|US20140144297 *||Nov 26, 2012||May 29, 2014||Ronald Fontanilla Antonio||Oil filter wrench|
|U.S. Classification||81/3.48, 81/176.15|
|International Classification||B67B7/18, B01D35/14, B25B27/00|
|Cooperative Classification||B01D2201/24, B67B7/18, B25B27/0042, B01D35/14|
|European Classification||B01D35/14, B67B7/18, B25B27/00F1|
|Oct 11, 1994||AS||Assignment|
Owner name: STRIDE TOOL INC., NEW YORK
Free format text: ASSIGNMENT OF ASSIGNORS INTEREST;ASSIGNOR:RICHMOND, DAVID U.;REEL/FRAME:007186/0127
Effective date: 19940201
|Feb 23, 1995||AS||Assignment|
Owner name: IBJ SCHRODER BANK & TRUST COMPANY, NEW YORK
Free format text: SECURITY INTEREST;ASSIGNOR:STRIDE TOOL INC.;REEL/FRAME:007372/0001
Effective date: 19950203
|Apr 1, 1996||AS||Assignment|
Owner name: STRIDE TOOL INC., NEW YORK

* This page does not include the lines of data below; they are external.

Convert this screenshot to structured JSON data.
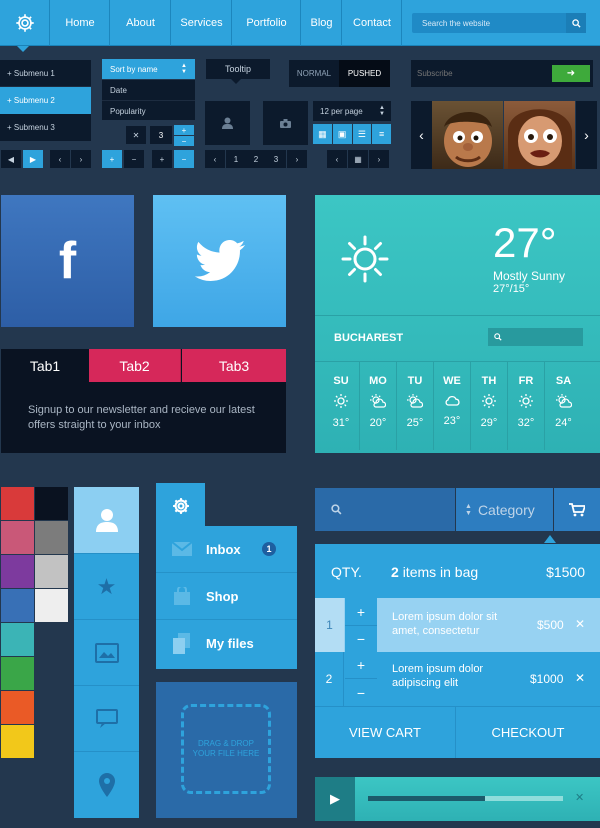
{
  "nav": {
    "items": [
      "Home",
      "About",
      "Services",
      "Portfolio",
      "Blog",
      "Contact"
    ],
    "search_placeholder": "Search the website"
  },
  "submenu": [
    "+ Submenu 1",
    "+ Submenu 2",
    "+ Submenu 3"
  ],
  "sort": {
    "selected": "Sort by name",
    "options": [
      "Date",
      "Popularity"
    ]
  },
  "tooltip": "Tooltip",
  "toggle": {
    "normal": "NORMAL",
    "pushed": "PUSHED"
  },
  "subscribe": {
    "placeholder": "Subscribe"
  },
  "per_page": "12 per page",
  "stepper_value": "3",
  "pagination": [
    "1",
    "2",
    "3"
  ],
  "tabs": {
    "labels": [
      "Tab1",
      "Tab2",
      "Tab3"
    ],
    "content": "Signup to our newsletter and recieve our latest offers straight to your inbox"
  },
  "weather": {
    "temp": "27°",
    "condition": "Mostly Sunny",
    "range": "27°/15°",
    "city": "BUCHAREST",
    "days": [
      {
        "day": "SU",
        "temp": "31°",
        "icon": "sun"
      },
      {
        "day": "MO",
        "temp": "20°",
        "icon": "cloud-sun"
      },
      {
        "day": "TU",
        "temp": "25°",
        "icon": "cloud-sun"
      },
      {
        "day": "WE",
        "temp": "23°",
        "icon": "cloud"
      },
      {
        "day": "TH",
        "temp": "29°",
        "icon": "sun"
      },
      {
        "day": "FR",
        "temp": "32°",
        "icon": "sun"
      },
      {
        "day": "SA",
        "temp": "24°",
        "icon": "cloud-sun"
      }
    ]
  },
  "menu": {
    "items": [
      {
        "label": "Inbox",
        "badge": "1",
        "icon": "mail"
      },
      {
        "label": "Shop",
        "icon": "bag"
      },
      {
        "label": "My files",
        "icon": "files"
      }
    ],
    "dropzone": "DRAG & DROP YOUR FILE HERE"
  },
  "cart": {
    "category": "Category",
    "qty_label": "QTY.",
    "items_count": "2",
    "items_suffix": "items in bag",
    "total": "$1500",
    "items": [
      {
        "qty": "1",
        "text": "Lorem ipsum dolor sit amet, consectetur",
        "price": "$500"
      },
      {
        "qty": "2",
        "text": "Lorem ipsum dolor adipiscing elit",
        "price": "$1000"
      }
    ],
    "view_cart": "VIEW CART",
    "checkout": "CHECKOUT"
  },
  "player": {
    "progress": 0.6
  },
  "colors": {
    "accent": "#2ea3dc",
    "dark": "#0c1a2c",
    "pink": "#d6285a",
    "teal": "#3cc6c4",
    "swatches_left": [
      "#d93a3a",
      "#c95878",
      "#7d3a9e",
      "#3870b6",
      "#3bb4b6",
      "#3aa648",
      "#ea5a26",
      "#f2c81a"
    ],
    "swatches_right": [
      "#0a1220",
      "#7c7c7c",
      "#c2c2c2",
      "#eeeeee"
    ]
  }
}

Free format text: MERGER;ASSIGNOR:STRIDE TOOL INC. A CORP. OF NEW YORK;REEL/FRAME:007894/0866
Effective date: 19951229
|May 21, 1996||REMI||Maintenance fee reminder mailed|
|Oct 13, 1996||LAPS||Lapse for failure to pay maintenance fees|
|Dec 24, 1996||FP||Expired due to failure to pay maintenance fee|
Effective date: 19961016